How to run a meeting Instructions:
Students are required to choose at least two of the “Suggested Additional Readings” and submit short reviews, no more than 400 words (less than two double-spaced pages). The reviews should not be mere summaries of the article, but should focus on the personal and professional learnings or “take-aways” that the student gains.
Submit as a double spaced attachment in MS Word format
How to run a meeting.
There are some main points expressed in this article regarding how to run a meeting. The author first begins by revealing the fact that most meetings are entirely unnecessary, and the issues at hand can better be solved through phone calls, memos, letters, or simple conversations between two people. However, the author states that meetings seem to fulfill a profound human need and hence, cannot be avoided since man is a social being. There are some functions of meetings mentioned: definition of the unit, team, or group; revision, updating ad addition of the core element of a group; helping every individual comprehend both the way in which their own work ca contribute to the collective’s success and the general aim of the group; creation in all present a commitment to the various decisions made and the objectives pursued; enforcing the perception of the manager, supervisor or executive as the leader of the team instead of just an official to whom subordinates report; and, acting as a status arena.
However, just because these are the primarily identified functions of meetings, there is no guarantee that meetings will achieve these functions in any situation. It is entirely possible for meetings to be not only a waste of time, but also irritants or barriers to the achievements of the organization’s objectives. Therefore to identify the things that go wrong in meetings and how to mitigate them, one shall have to understand the different types of meetings. Meetings can be graded by:
- Size: assembly, with 100 or more people; council, with 40 or 50 people; and, committee, with a maximum of 12 people.
- Frequency: may be daily, weekly, monthly or even annually.
- Composition: if members work together on the same project; if they work on different but parallel tasks; or if they are completely diverse
- Decision process
As for the various steps to make when approaching a meeting, one has to ensure that before the meeting, they: define the objective; make preparations; set the right number of attendants; and, draw up an agenda. As for the role of the chairperson, it should be limited to that of a facilitator. A chair should ensure to make as little interventions as possible, so as to give a chance to the group to contribute.

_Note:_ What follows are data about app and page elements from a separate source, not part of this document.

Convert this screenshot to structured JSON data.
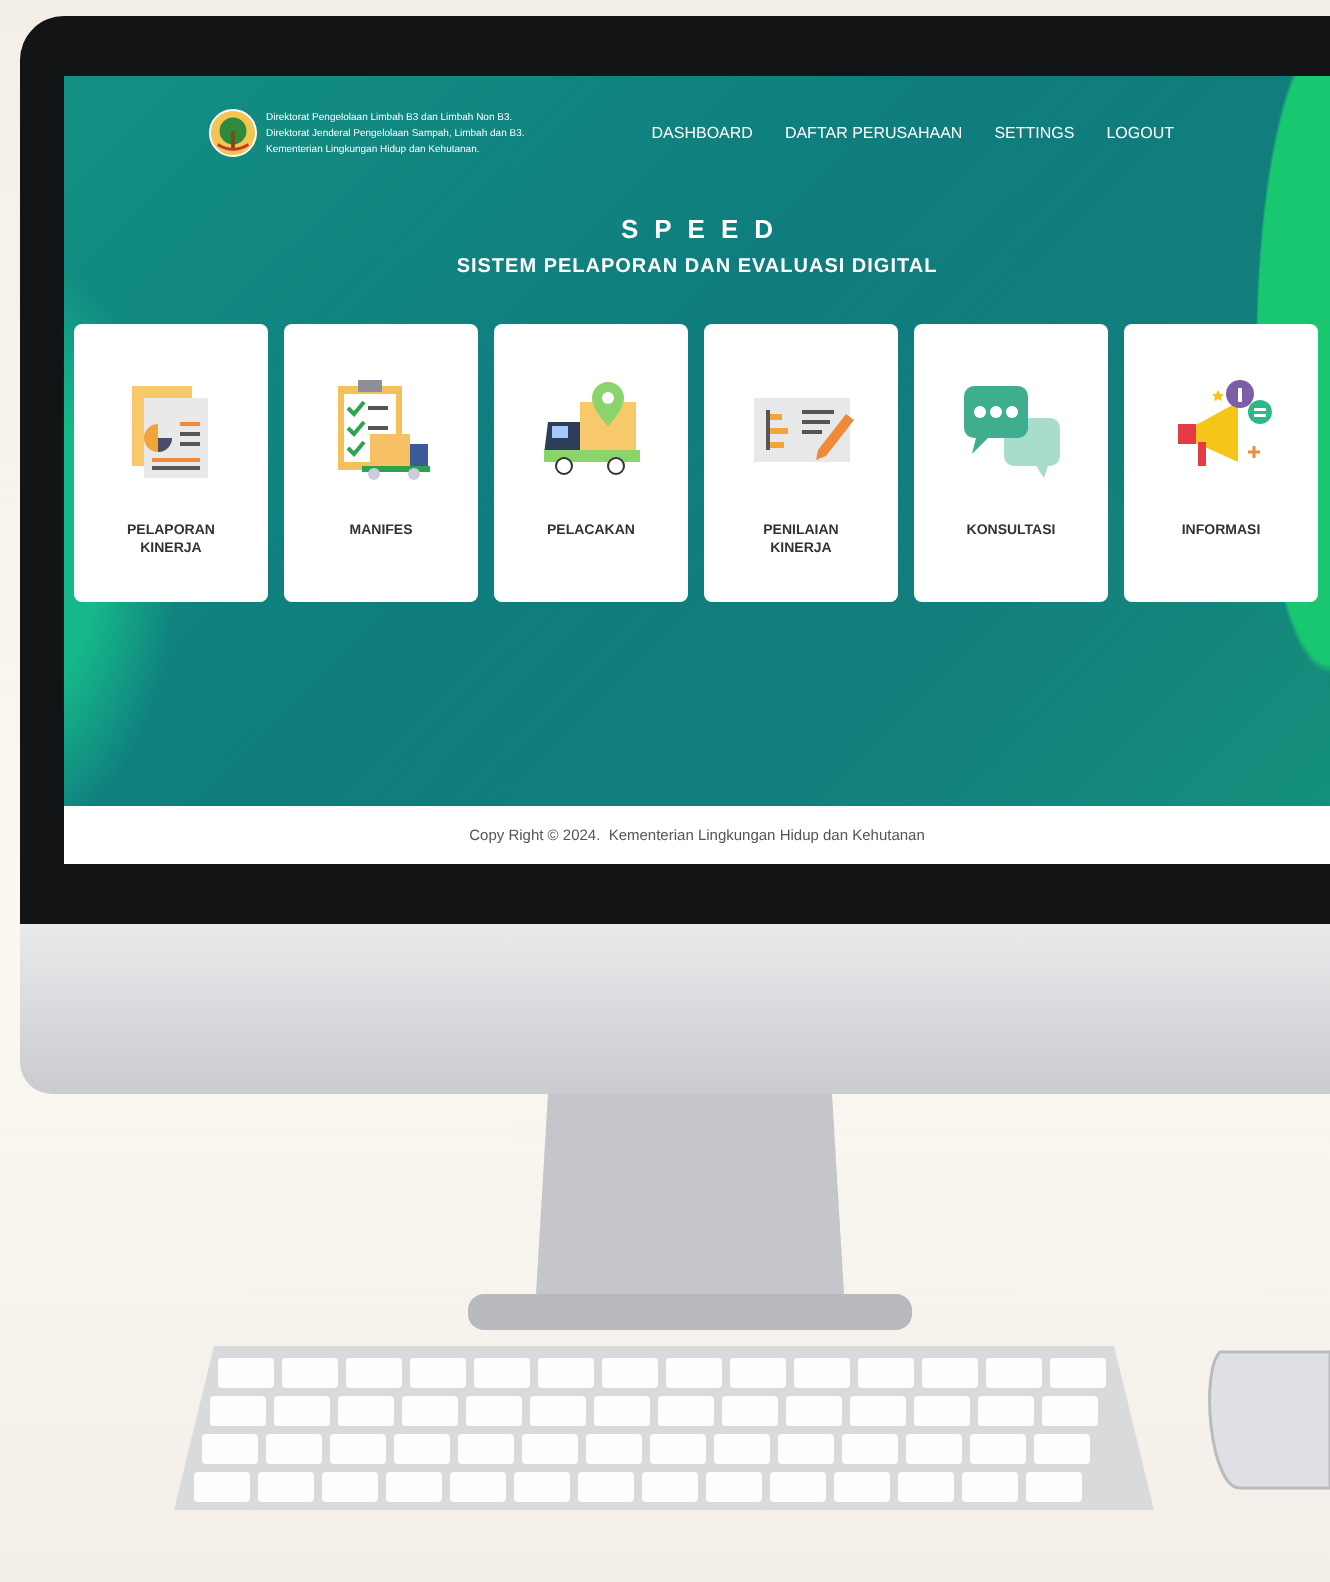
{
  "header": {
    "org_lines": [
      "Direktorat Pengelolaan Limbah B3 dan Limbah Non B3.",
      "Direktorat Jenderal Pengelolaan Sampah, Limbah dan B3.",
      "Kementerian Lingkungan Hidup dan Kehutanan."
    ]
  },
  "nav": [
    {
      "label": "DASHBOARD"
    },
    {
      "label": "DAFTAR PERUSAHAAN"
    },
    {
      "label": "SETTINGS"
    },
    {
      "label": "LOGOUT"
    }
  ],
  "hero": {
    "title": "SPEED",
    "subtitle": "SISTEM PELAPORAN DAN EVALUASI DIGITAL"
  },
  "menu_cards": [
    {
      "label": "PELAPORAN KINERJA"
    },
    {
      "label": "MANIFES"
    },
    {
      "label": "PELACAKAN"
    },
    {
      "label": "PENILAIAN KINERJA"
    },
    {
      "label": "KONSULTASI"
    },
    {
      "label": "INFORMASI"
    }
  ],
  "footer": {
    "text": "Copy Right © 2024.  Kementerian Lingkungan Hidup dan Kehutanan"
  }
}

When it comes to the meeting subject, the chairperson should ensure that the meeting should stay true to the objective and further ensure that all members both comprehend the issue and why they are discussing it. When dealing with people, the following should be observed, particularly by the chairperson/facilitator; controlling of the garrulous; drawing out the silent; encouraging the clashing of ideas; addressing the most senior people last; and, closing on a note of achievement.

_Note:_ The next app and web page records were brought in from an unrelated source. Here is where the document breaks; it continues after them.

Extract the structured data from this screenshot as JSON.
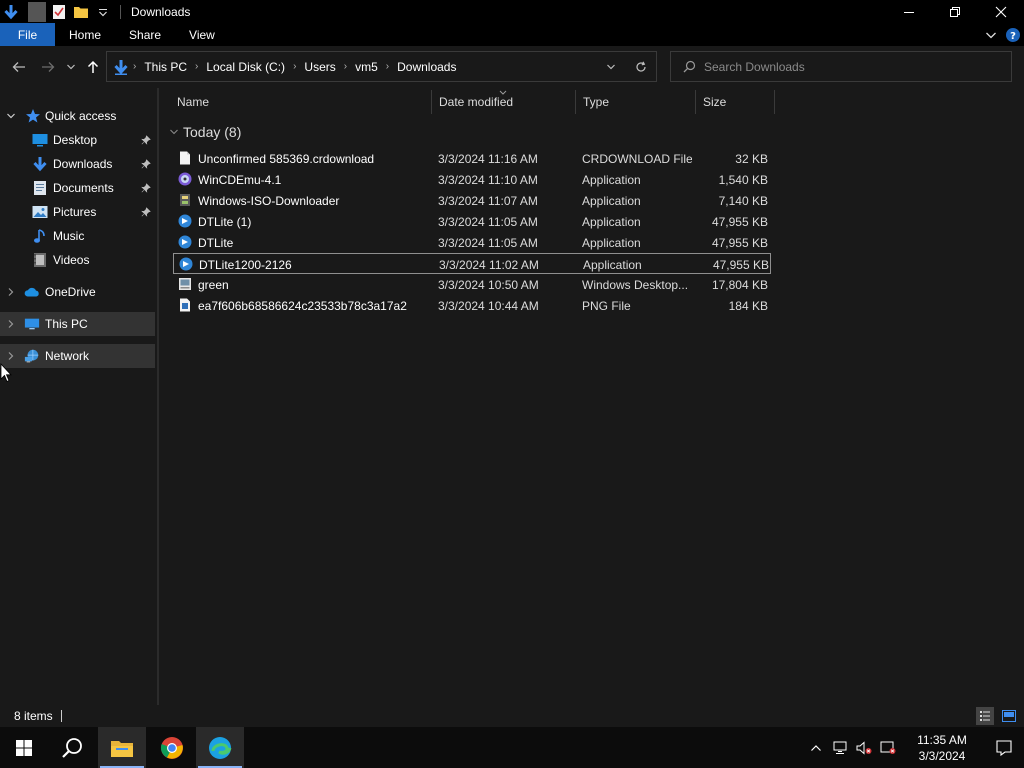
{
  "window": {
    "title": "Downloads"
  },
  "ribbon": {
    "tabs": [
      "File",
      "Home",
      "Share",
      "View"
    ]
  },
  "address": {
    "crumbs": [
      "This PC",
      "Local Disk (C:)",
      "Users",
      "vm5",
      "Downloads"
    ]
  },
  "search": {
    "placeholder": "Search Downloads"
  },
  "nav": {
    "quick_access": "Quick access",
    "items": [
      "Desktop",
      "Downloads",
      "Documents",
      "Pictures",
      "Music",
      "Videos"
    ],
    "onedrive": "OneDrive",
    "this_pc": "This PC",
    "network": "Network"
  },
  "columns": {
    "name": "Name",
    "date": "Date modified",
    "type": "Type",
    "size": "Size"
  },
  "group": {
    "label": "Today (8)"
  },
  "files": [
    {
      "name": "Unconfirmed 585369.crdownload",
      "date": "3/3/2024 11:16 AM",
      "type": "CRDOWNLOAD File",
      "size": "32 KB",
      "icon": "blank-file-icon"
    },
    {
      "name": "WinCDEmu-4.1",
      "date": "3/3/2024 11:10 AM",
      "type": "Application",
      "size": "1,540 KB",
      "icon": "wincdemu-icon"
    },
    {
      "name": "Windows-ISO-Downloader",
      "date": "3/3/2024 11:07 AM",
      "type": "Application",
      "size": "7,140 KB",
      "icon": "app-icon"
    },
    {
      "name": "DTLite (1)",
      "date": "3/3/2024 11:05 AM",
      "type": "Application",
      "size": "47,955 KB",
      "icon": "daemon-tools-icon"
    },
    {
      "name": "DTLite",
      "date": "3/3/2024 11:05 AM",
      "type": "Application",
      "size": "47,955 KB",
      "icon": "daemon-tools-icon"
    },
    {
      "name": "DTLite1200-2126",
      "date": "3/3/2024 11:02 AM",
      "type": "Application",
      "size": "47,955 KB",
      "icon": "daemon-tools-icon"
    },
    {
      "name": "green",
      "date": "3/3/2024 10:50 AM",
      "type": "Windows Desktop...",
      "size": "17,804 KB",
      "icon": "theme-file-icon"
    },
    {
      "name": "ea7f606b68586624c23533b78c3a17a2",
      "date": "3/3/2024 10:44 AM",
      "type": "PNG File",
      "size": "184 KB",
      "icon": "png-file-icon"
    }
  ],
  "status": {
    "count": "8 items"
  },
  "clock": {
    "time": "11:35 AM",
    "date": "3/3/2024"
  },
  "colors": {
    "accent": "#1a62ba",
    "background": "#191919",
    "taskbar": "#0c0c0c"
  }
}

The main takeaway from the article is that the leader/chairperson of the meeting has a vital role to ensure the success and smooth flow of the meeting. (Jay, 1976).
Jay, A. (1976, March – April). How to run a meeting. 43 – 57.